RICHMOND, Va. (CN) – A woman can be taken to court for promising to take care of her daughter’s friend, who died in a car accident, the Virginia Supreme Court ruled.
When Michael Kellerman dropped off 14-year-old Jaimee with Paula McDonough, he told McDonough that Jaimee was not to be driven in cars by underage drivers. McDonough agreed that she would take care of Jaimee as she spent the weekend with McDonough’s daughter, Becca.
After they attended a movie at the mall, a 17-year-old boy, Nathan DeFrank, asked to give the girls a ride. Becca asked McDonough, and she said yes.

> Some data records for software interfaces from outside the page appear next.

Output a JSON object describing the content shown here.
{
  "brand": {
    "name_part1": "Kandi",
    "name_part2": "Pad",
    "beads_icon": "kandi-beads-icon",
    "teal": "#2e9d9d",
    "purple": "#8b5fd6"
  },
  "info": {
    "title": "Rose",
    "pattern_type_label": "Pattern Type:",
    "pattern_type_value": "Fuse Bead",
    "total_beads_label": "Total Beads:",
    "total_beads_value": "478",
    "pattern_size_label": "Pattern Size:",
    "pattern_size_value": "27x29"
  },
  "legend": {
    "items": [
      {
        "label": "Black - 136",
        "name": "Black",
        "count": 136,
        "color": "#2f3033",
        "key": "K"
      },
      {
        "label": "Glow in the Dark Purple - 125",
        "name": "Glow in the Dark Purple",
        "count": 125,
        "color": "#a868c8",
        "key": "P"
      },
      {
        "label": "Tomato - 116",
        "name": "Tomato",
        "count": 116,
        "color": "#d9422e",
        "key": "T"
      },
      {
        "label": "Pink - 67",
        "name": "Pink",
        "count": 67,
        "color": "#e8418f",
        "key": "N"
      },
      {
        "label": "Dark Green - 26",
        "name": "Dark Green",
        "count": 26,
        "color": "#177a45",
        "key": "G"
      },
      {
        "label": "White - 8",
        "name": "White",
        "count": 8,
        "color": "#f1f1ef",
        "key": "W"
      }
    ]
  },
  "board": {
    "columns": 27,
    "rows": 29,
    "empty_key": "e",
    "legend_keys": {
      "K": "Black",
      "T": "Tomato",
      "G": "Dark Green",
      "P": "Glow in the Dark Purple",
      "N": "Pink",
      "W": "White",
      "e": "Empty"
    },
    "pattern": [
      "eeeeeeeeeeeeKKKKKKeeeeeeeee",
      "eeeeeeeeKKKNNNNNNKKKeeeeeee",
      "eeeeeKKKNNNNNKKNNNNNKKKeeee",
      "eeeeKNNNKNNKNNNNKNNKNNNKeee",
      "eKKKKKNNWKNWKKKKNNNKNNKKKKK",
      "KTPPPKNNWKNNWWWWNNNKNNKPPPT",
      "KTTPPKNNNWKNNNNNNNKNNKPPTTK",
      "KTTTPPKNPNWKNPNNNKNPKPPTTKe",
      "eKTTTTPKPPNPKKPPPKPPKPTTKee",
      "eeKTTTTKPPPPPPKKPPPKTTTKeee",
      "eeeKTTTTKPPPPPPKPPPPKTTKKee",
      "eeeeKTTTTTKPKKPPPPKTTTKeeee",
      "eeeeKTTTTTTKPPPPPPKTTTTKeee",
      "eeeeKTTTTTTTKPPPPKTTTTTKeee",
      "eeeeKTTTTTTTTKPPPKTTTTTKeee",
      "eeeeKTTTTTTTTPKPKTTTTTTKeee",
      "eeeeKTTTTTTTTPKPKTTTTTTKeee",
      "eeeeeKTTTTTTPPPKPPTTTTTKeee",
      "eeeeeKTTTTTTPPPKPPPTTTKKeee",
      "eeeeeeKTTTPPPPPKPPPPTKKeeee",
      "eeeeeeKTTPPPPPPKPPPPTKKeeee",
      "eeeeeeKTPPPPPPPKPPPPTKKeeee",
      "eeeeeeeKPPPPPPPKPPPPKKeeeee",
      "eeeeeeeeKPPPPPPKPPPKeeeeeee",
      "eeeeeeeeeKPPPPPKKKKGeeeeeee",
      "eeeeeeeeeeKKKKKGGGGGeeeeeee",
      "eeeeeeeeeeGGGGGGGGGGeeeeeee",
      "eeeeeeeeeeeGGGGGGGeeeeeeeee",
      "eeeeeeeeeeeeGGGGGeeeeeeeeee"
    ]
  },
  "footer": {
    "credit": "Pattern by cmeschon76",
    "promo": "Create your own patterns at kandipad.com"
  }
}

Jaimee and another girl did not want to ride in the car with Nathan, who had a reputation as a reckless driver. Unable to find another ride, the girls reluctantly got into the car.
Nathan drove so fast that the girls begged him to slow down. Jaimee texted her father and a friend, fearing that she would die.
Those fears were realized when Nathan swerved off the road at 77 mph and hit a tree. Jaimee was Life-Flighted to the hospital, where she died the next morning.
The circuit court sustained the McDonoughs’ demurrer that they owed no duty of care to Jaimee, but Chief Justice Hassell overturned the decision, ruling that Kellerman brought a proper cause of action against Paula McDonough.
“We hold that when a parent relinquishes the supervision and care of a child to an adult who agrees to supervise and care for that child, the supervising adult must discharge that duty with reasonable care,” Hassell wrote.
Hassell also ruled that Nathan’s actions as the driver of the car did not supersede Paula McDonough’s potential liability.
Her husband, Paul, was properly released from the case by the trial court, Hassell ruled, because he was not present when Paula said she would take care of Jaimee.